◆ **Try it**
Scan the records and identify every line in which the string "license" occurs, then return those lines.
[Opening Stored data section]
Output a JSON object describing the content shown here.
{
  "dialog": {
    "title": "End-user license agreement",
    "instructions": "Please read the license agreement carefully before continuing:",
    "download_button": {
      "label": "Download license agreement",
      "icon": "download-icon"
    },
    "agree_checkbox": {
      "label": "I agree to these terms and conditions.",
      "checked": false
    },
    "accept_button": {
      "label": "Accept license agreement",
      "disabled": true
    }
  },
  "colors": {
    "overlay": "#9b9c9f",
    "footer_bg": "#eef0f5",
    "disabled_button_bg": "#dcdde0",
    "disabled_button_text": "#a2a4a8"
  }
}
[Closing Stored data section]
◆ **Solution for this task**
    "title": "End-user license agreement",
    "instructions": "Please read the license agreement carefully before continuing:",
      "label": "Download license agreement",
      "label": "Accept license agreement",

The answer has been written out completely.